A leading US academic visited Imperial to discuss the importance of gender to achieving excellence in STEM research and education in the curriculum.
On 15 March Professor Londa Schiebinger, John L. Hinds Professor of History of Science at Stanford University in the USA, introduced her lecture audience to her research field with the question: “How can we harness the creative power of gender analysis for discovery and innovation?”
Expertise in gendered innovations
“How can we harness the creative power of gender analysis for discovery and innovation?” Professor Londa Schiebinger
Professor Schiebinger is a leading international expert on using sex and gender in knowledge production and has addressed the United Nations on the topic. She is also a member of the American Academy of Arts and Sciences and the recipient of numerous prizes and awards, including the prestigious Alexander von Humboldt Research Prize and Guggenheim Fellowship.
Sensing that the world of science and technology was only to become more globalised, Professor Schiebinger formed ‘Gendered Innovations’ - a worldwide research project aimed at bringing together over a hundred experts from across the United States, Europe, Canada, and Asia. The project received funding from the European Commission, U.S. National Science Foundation, and Stanford University.
‘Gendered Innovations’ advocates one of the three commonly used approaches to gender equality, namely integrating gender analysis into research and education (number 3 of the approaches below):
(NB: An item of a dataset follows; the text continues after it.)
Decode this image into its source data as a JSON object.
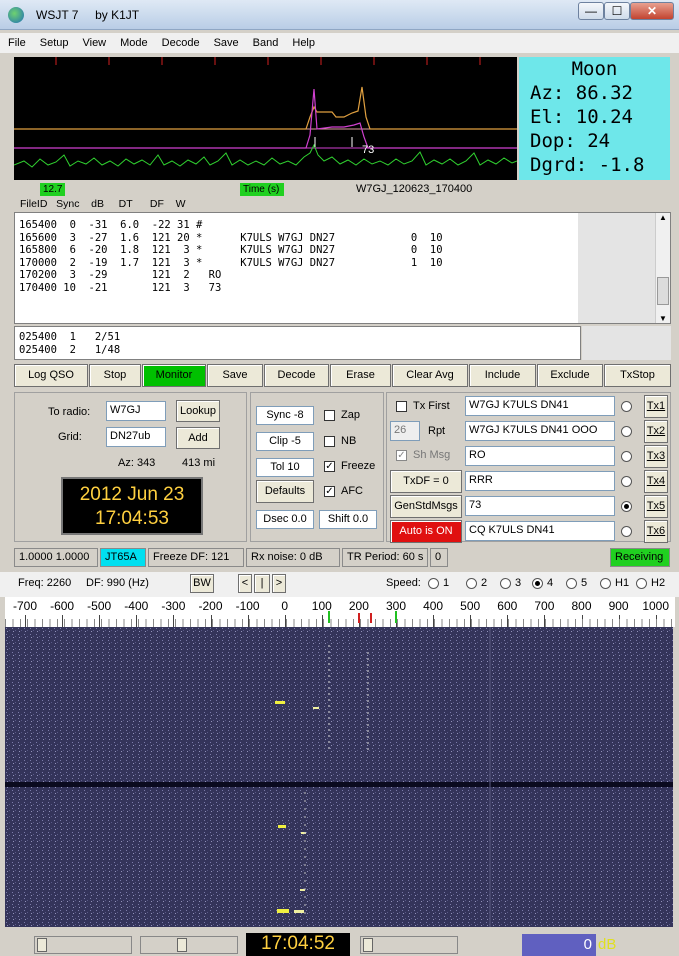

1) ‘Fix the numbers of women’ - focus on increasing women’s participation in science and technology
2) ‘Fix the institutions’ - promote gender equality in careers through structural change in research organisations
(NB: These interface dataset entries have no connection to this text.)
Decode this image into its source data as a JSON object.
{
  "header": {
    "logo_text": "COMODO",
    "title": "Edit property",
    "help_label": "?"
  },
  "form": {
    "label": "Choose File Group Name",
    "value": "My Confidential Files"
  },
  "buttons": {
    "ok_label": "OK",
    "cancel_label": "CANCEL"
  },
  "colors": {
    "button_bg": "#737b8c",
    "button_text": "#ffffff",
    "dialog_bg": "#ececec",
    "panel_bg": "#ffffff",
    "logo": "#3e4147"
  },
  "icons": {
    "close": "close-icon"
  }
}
3) "Fix the knowledge" - stimulate excellence in science and technology by integrating sex and gender analysis into research.
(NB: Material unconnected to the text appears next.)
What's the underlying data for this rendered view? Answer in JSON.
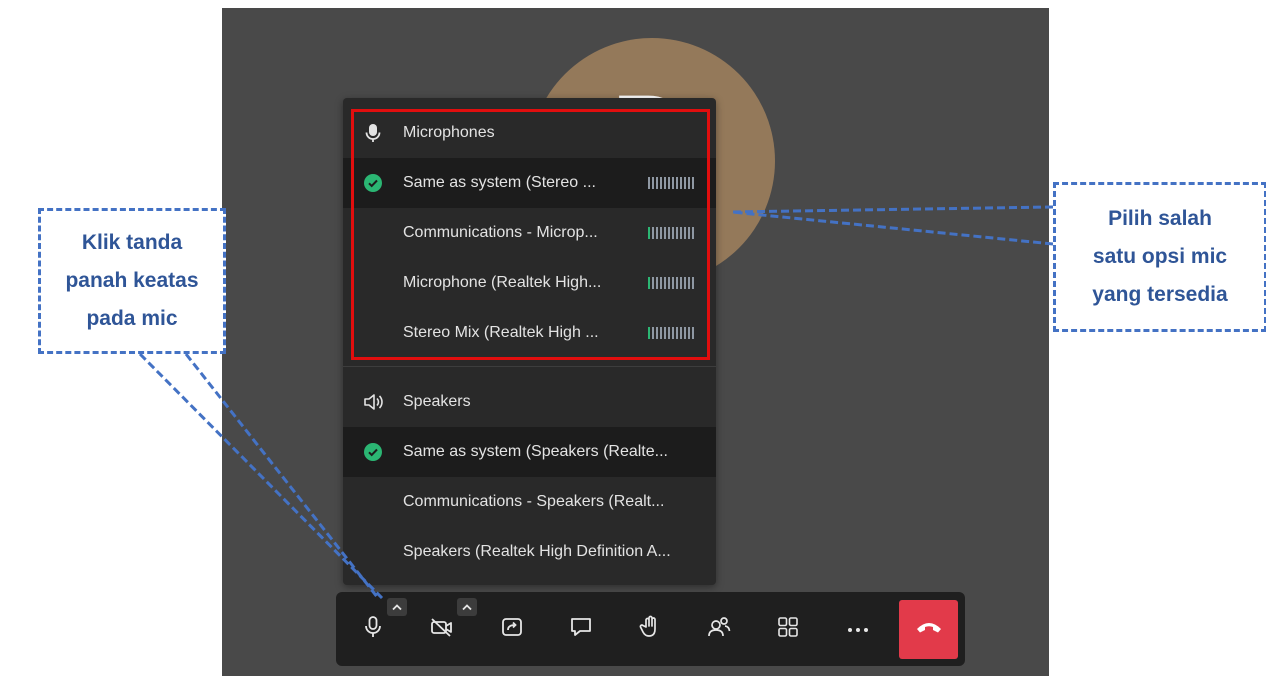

Professor Schiebinger included case studies from stem cell research, animal research, machine learning, and assistive technologies to demonstrate the impact of gender and sex analysis.
In the case of stem cells, it was demonstrated that the sex of the cells was often not considered during research, despite it being the case that matching the sex of the stem cell with the sex of the test subject may be considerably more effective that mixing the two.
Imperial’s ambition to transform teaching and learning
In highlighting the importance of gender analysis across a wide variety of countries and sectors, Professor Schiebinger pointed to Imperial as an institution she considers to be ahead of its time.
“At Imperial we want to create a healthy learning and working environment which will foster a community in which different backgrounds and cultures are cherished and recognised." Professor Simone Buitendijk Vice Provost for Education
The College is the proud recipient of a Silver Award from Athena SWAN and is using its Learning and Teaching Strategy to transform education and create a community that celebrates diversity and inclusivity.
The College’s Vice-Provost for Education, Professor Simone Buitendijk , said: “I am delighted that Professor Schiebinger was able to visit Imperial to share her insights on gendered research and innovation and I look forward to colleagues collaborating with her on a range of research projects.
“At Imperial we want to create a healthy learning and working environment which will foster a community in which different backgrounds and cultures are cherished and recognised. By exploring some of the issues raised during Professor Schiebinger’s visit and adding inclusive knowledge production to our priorities, we will be well-placed to achieve this in future.”
All case studies can be found at the Gendered Innovations website
Article text (excluding photos or graphics) © Imperial College London.